Prof. Erwin Peiner
TU Braunschweig, Germany
Semiconductor nanowire arrays for energy harvesting – fabrication and characterization
More than half of the worldwide produced energy is wasted and rejected to the environment. Semiconductor nanowire (NW) arrays are a subset of the class of nanomaterials, which can help to recover such waste energy from power generation, transportation, industrial processes, etc. They outperform the properties of their bulk counterparts by, e. g., a drastically lower thermal conductivity, which is beneficial for the figure of merit of thermoelectric heat recovery. Furthermore, many semiconductors are abundant, non-toxic, and environmentally benign and can be manufactured using highly developed nanofabrication methods. Nevertheless, as one of the key factors for future commercialization of NW-based energy harvesters, traceable high-throughput nanometrological tools are indispensable.

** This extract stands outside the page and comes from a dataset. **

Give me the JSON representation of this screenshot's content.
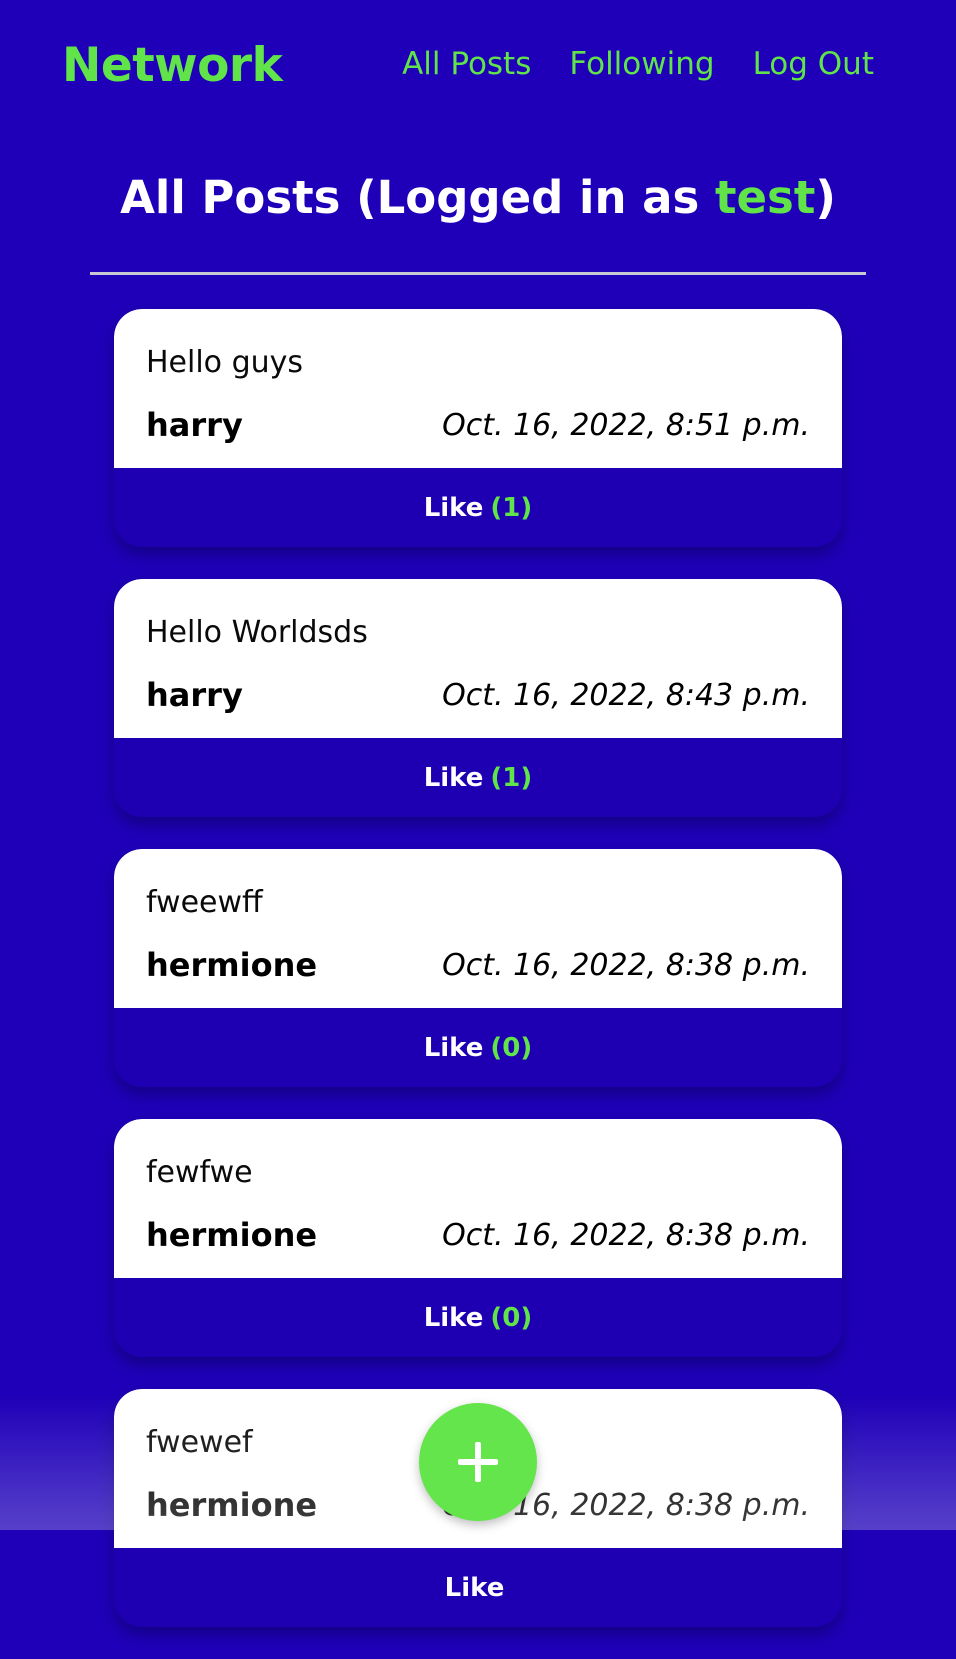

In an international project within the European Metrology Programme for Innovation and Research different top-down and bottom-up fabrication techniques of semiconductor NW arrays, e. g., cryogenic deep reactive ion etching (cryoDRIE), metal-assisted chemical etching (MACE), and chemical bath deposition/aqueous crystal growth (CBD/ACG) shall be compared and investigated with respect to their performance in piezoelectric harvesters, thermoelectric energy generators, and solar cells. Lithography available in the cleanroom laboratories of IHT and PTB, e.g., nano imprint lithography (NIL), nano sphere lithography (NSL), and e-beam lithography (EBL) will be described as used for fabricating various semiconductor NW structures under the control of many different structure parameters such as cross-sectional shape, diameter, length, orientation, surface roughness, doping concentration, elasticity, fracture limit and piezoelectric coefficients. For characterization and control of these parameters, various methods including conventional scanning probe microscopy (SPM) and MEMS-based SPM, Müller-matrix ellipsometry (MME), scatterometry, spreading resistance microscopy (SSRM), contact resonance force microscopy (CR-FM), nanoindentation and continuous stiffness measurement (CSM) technique are required. Their potential for high-throughput nanometrology and process control will be investigated, improved and demonstrated.